Researchers incorporate multisite geriatric clerkship

October 1, 2009

(Boston) -As the population ages, it is imperative that medical students are prepared to treat older adults, regardless of their specialty. Researchers at Boston University School of Medicine (BUSM) report that an interdisciplinary multisite fourth-year geriatrics clerkship, has successfully met all the ambulatory core geriatric competencies as outlined by the Association of American Medical Colleges (AAMC) working group. This report appears in the October Journal of the American Geriatrics Society.

Individuals 65 years and older are the fastest-growing segment of the U.S. population. To this end, the AAMC and the John A. Hartford Foundation have established core competencies in geriatrics for all graduating and recently released 26 minimum geriatrics competencies. This includes medication management, cognitive and behavioral disorders, self-care capacity, balance and gait disorders, healthcare planning and hospital care for older adults. These competencies address the need for all physicians to recognize the unique health concerns that the elderly face.

BUSM researchers incorporated these competencies into a clerkship for fourth-year medical students. The students spend one month, accompanying clinicians on visits to skilled nursing facilities, clinics and home care settings. Under the supervision of a member of the interdisciplinary team, students are assigned two to three patients. The patients span a broad range of diagnoses, health status and goals of care including palliative and end-of-life care. Medical students are exposed to the interdisciplinary model that is central to geriatrics. The goal is to provide skills and knowledge ensuring that graduating students can provide appropriate care in a variety of settings.

The BUSM curriculum employs multiple teaching methods, such as lectures, online materials and interactive workshops. A weekly geriatrics conference series uses evidence-based reviews, a geriatric fellow-led journal club and outside speakers who address new research and clinical updates focuses on geriatrics.

At the end of the clerkship all fourth-year med students' can evaluate and manage syndromes and diseases common in older patients, possess working knowledge of aging, provide physical examinations and history taking of older patients with sensory, functional and cognitive impairments.

Students are assessed using quizzes based on the online dementia and delirium curriculum. At the end of the clerkship, they are given an exam covering the core lecture series and are also required to submit a write up of an Evidence Based Medicine paper. The BUSM fourth-year graduating class's response rate for the AAMC graduation questionnaire was 78.5 to 90.8 reporting that they agree or strongly agree they had learned the key geriatric concepts.

"Since its inception, the clerkship has met all of the ambulatory core geriatric competencies," explained lead author Daniel J. Oates, MD, MSc, an assistant professor of medicine at BUSM Geriatrics Section. "Students' in the program mastered the core competencies as shown by their responses to the questionnaires," he adds.

Source: Boston University Medical Center

Related Stories

Recommended for you

Best of Last Year—The top Medical Xpress articles of 2017
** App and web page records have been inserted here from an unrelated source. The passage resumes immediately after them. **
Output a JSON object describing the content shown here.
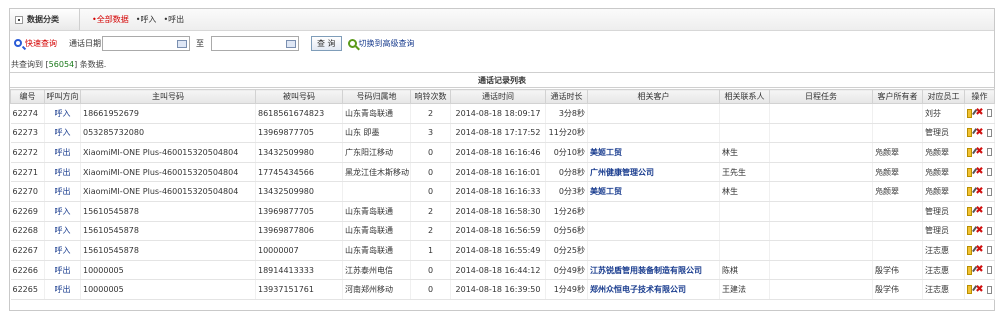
{
  "category": {
    "label": "数据分类"
  },
  "filters": [
    {
      "label": "•全部数据",
      "active": true
    },
    {
      "label": "•呼入",
      "active": false
    },
    {
      "label": "•呼出",
      "active": false
    }
  ],
  "toolbar": {
    "quick_search": "快速查询",
    "date_label": "通话日期",
    "start_date": "",
    "end_date": "",
    "to_label": "至",
    "query_button": "查 询",
    "advanced_link": "切换到高级查询"
  },
  "summary": {
    "prefix": "共查询到 [",
    "count": "56054",
    "suffix": "] 条数据."
  },
  "table": {
    "title": "通话记录列表",
    "columns": [
      "编号",
      "呼叫方向",
      "主叫号码",
      "被叫号码",
      "号码归属地",
      "响铃次数",
      "通话时间",
      "通话时长",
      "相关客户",
      "相关联系人",
      "日程任务",
      "客户所有者",
      "对应员工",
      "操作"
    ],
    "rows": [
      [
        "62274",
        "呼入",
        "18661952679",
        "8618561674823",
        "山东青岛联通",
        "2",
        "2014-08-18 18:09:17",
        "3分8秒",
        "",
        "",
        "",
        "",
        "刘芬"
      ],
      [
        "62273",
        "呼入",
        "053285732080",
        "13969877705",
        "山东 即墨",
        "3",
        "2014-08-18 17:17:52",
        "11分20秒",
        "",
        "",
        "",
        "",
        "管理员"
      ],
      [
        "62272",
        "呼出",
        "XiaomiMI-ONE Plus-460015320504804",
        "13432509980",
        "广东阳江移动",
        "0",
        "2014-08-18 16:16:46",
        "0分10秒",
        "美姬工贸",
        "林生",
        "",
        "凫颜翠",
        "凫颜翠"
      ],
      [
        "62271",
        "呼出",
        "XiaomiMI-ONE Plus-460015320504804",
        "17745434566",
        "黑龙江佳木斯移动",
        "0",
        "2014-08-18 16:16:01",
        "0分8秒",
        "广州健康管理公司",
        "王先生",
        "",
        "凫颜翠",
        "凫颜翠"
      ],
      [
        "62270",
        "呼出",
        "XiaomiMI-ONE Plus-460015320504804",
        "13432509980",
        "",
        "0",
        "2014-08-18 16:16:33",
        "0分3秒",
        "美姬工贸",
        "林生",
        "",
        "凫颜翠",
        "凫颜翠"
      ],
      [
        "62269",
        "呼入",
        "15610545878",
        "13969877705",
        "山东青岛联通",
        "2",
        "2014-08-18 16:58:30",
        "1分26秒",
        "",
        "",
        "",
        "",
        "管理员"
      ],
      [
        "62268",
        "呼入",
        "15610545878",
        "13969877806",
        "山东青岛联通",
        "2",
        "2014-08-18 16:56:59",
        "0分56秒",
        "",
        "",
        "",
        "",
        "管理员"
      ],
      [
        "62267",
        "呼入",
        "15610545878",
        "10000007",
        "山东青岛联通",
        "1",
        "2014-08-18 16:55:49",
        "0分25秒",
        "",
        "",
        "",
        "",
        "汪志惠"
      ],
      [
        "62266",
        "呼出",
        "10000005",
        "18914413333",
        "江苏泰州电信",
        "0",
        "2014-08-18 16:44:12",
        "0分49秒",
        "江苏锐盾管用装备制造有限公司",
        "陈棋",
        "",
        "殷学伟",
        "汪志惠"
      ],
      [
        "62265",
        "呼出",
        "10000005",
        "13937151761",
        "河南郑州移动",
        "0",
        "2014-08-18 16:39:50",
        "1分49秒",
        "郑州众恒电子技术有限公司",
        "王建法",
        "",
        "殷学伟",
        "汪志惠"
      ]
    ]
  }
}
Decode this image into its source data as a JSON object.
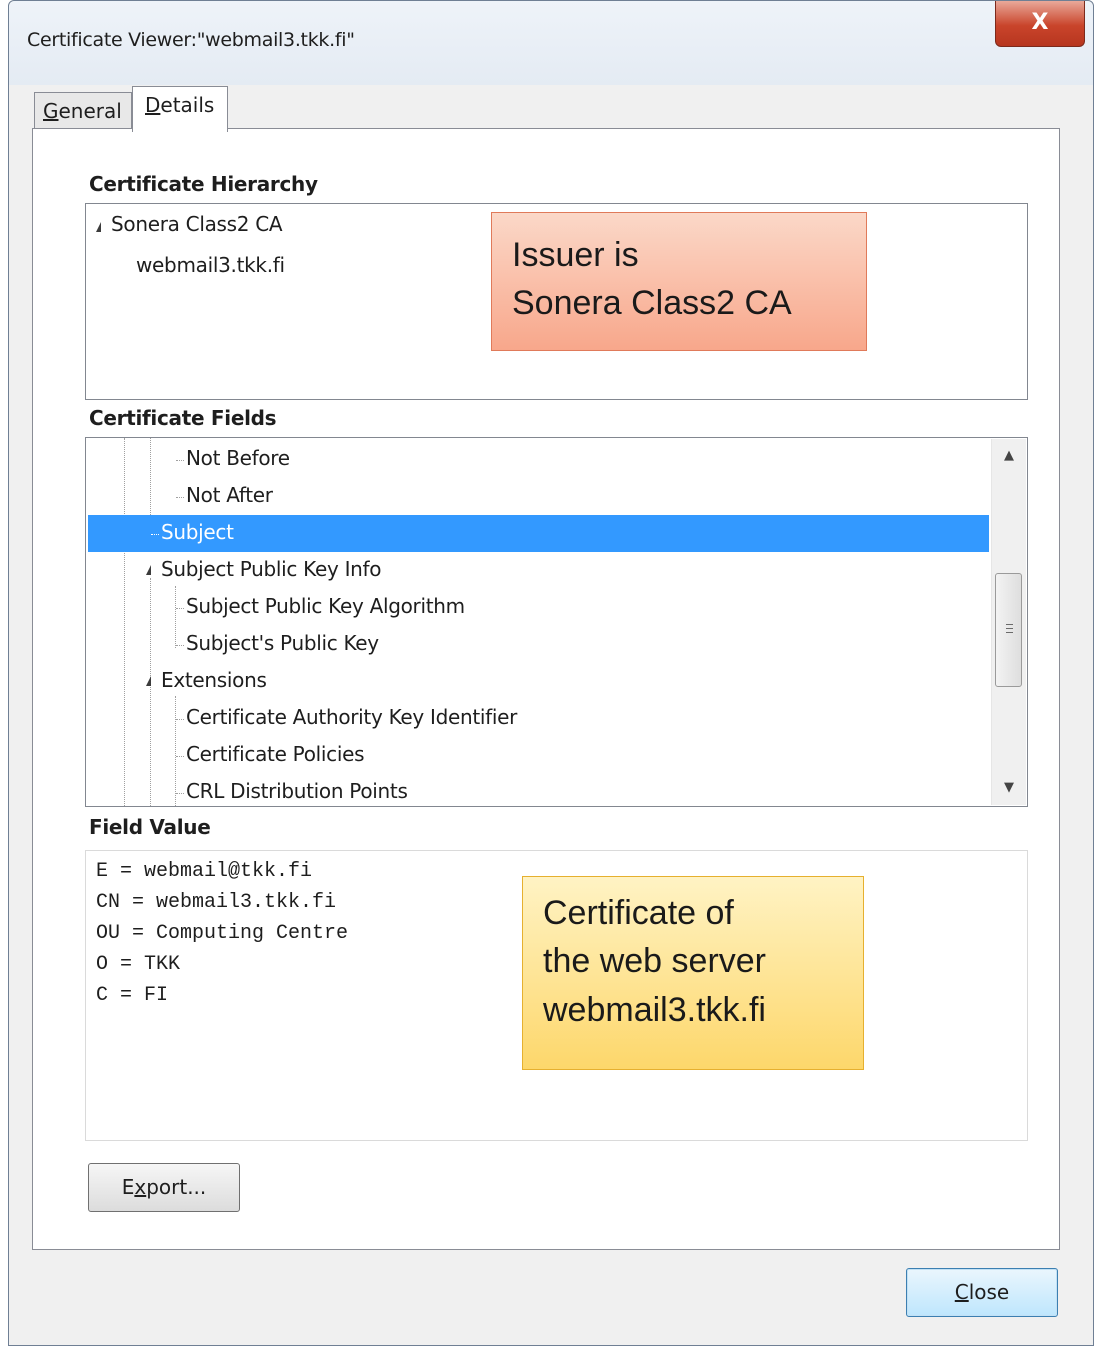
{
  "window": {
    "title": "Certificate Viewer:\"webmail3.tkk.fi\"",
    "close_glyph": "X"
  },
  "tabs": [
    {
      "label": "General",
      "accel": "G",
      "rest": "eneral"
    },
    {
      "label": "Details",
      "accel": "D",
      "rest": "etails"
    }
  ],
  "hierarchy": {
    "label": "Certificate Hierarchy",
    "items": [
      "Sonera Class2 CA",
      "webmail3.tkk.fi"
    ]
  },
  "fields": {
    "label": "Certificate Fields",
    "items": [
      "Not Before",
      "Not After",
      "Subject",
      "Subject Public Key Info",
      "Subject Public Key Algorithm",
      "Subject's Public Key",
      "Extensions",
      "Certificate Authority Key Identifier",
      "Certificate Policies",
      "CRL Distribution Points"
    ],
    "selected": "Subject"
  },
  "field_value": {
    "label": "Field Value",
    "lines": [
      "E = webmail@tkk.fi",
      "CN = webmail3.tkk.fi",
      "OU = Computing Centre",
      "O = TKK",
      "C = FI"
    ]
  },
  "callouts": {
    "issuer": [
      "Issuer is",
      "Sonera Class2 CA"
    ],
    "certificate": [
      "Certificate of",
      "the web server",
      "webmail3.tkk.fi"
    ]
  },
  "buttons": {
    "export": {
      "label": "Export...",
      "accel": "x",
      "pre": "E",
      "post": "port..."
    },
    "close": {
      "label": "Close",
      "accel": "C",
      "post": "lose"
    }
  },
  "colors": {
    "selection": "#3399ff",
    "issuer_callout": "#f8a78b",
    "cert_callout": "#fdd76b"
  }
}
December 20, 2017
It was a good year for medical research as a team at the German center for Neurodegenerative Diseases, Magdeburg, found that dancing can reverse the signs of aging in the brain. Any exercise helps, the team found, but dancing ...

Pickled in 'cognac', Chopin's heart gives up its secrets

November 26, 2017
The heart of Frederic Chopin, among the world's most cherished musical virtuosos, may finally have given up the cause of his untimely death.

Sugar industry withheld evidence of sucrose's health effects nearly 50 years ago

November 21, 2017
A U.S. sugar industry trade group appears to have pulled the plug on a study that was producing animal evidence linking sucrose to disease nearly 50 years ago, researchers argue in a paper publishing on November 21 in the ...

Female researchers pay more attention to sex and gender in medicine

November 7, 2017
When women participate in a medical research paper, that research is more likely to take into account the differences between the way men and women react to diseases and treatments, according to a new study by Stanford researchers.

Drug therapy from lethal bacteria could reduce kidney transplant rejection

August 3, 2017
An experimental treatment derived from a potentially deadly microorganism may provide lifesaving help for kidney transplant patients, according to an international study led by investigators at Cedars-Sinai.

Exploring the potential of human echolocation

June 25, 2017
People who are visually impaired will often use a cane to feel out their surroundings. With training and practice, people can learn to use the pitch, loudness and timbre of echoes from the cane or other sounds to navigate ...

0 comments

Please sign in to add a comment. Registration is free, and takes less than a minute. Read more

Click here to reset your password.
Sign in to get notified via email when new comments are made.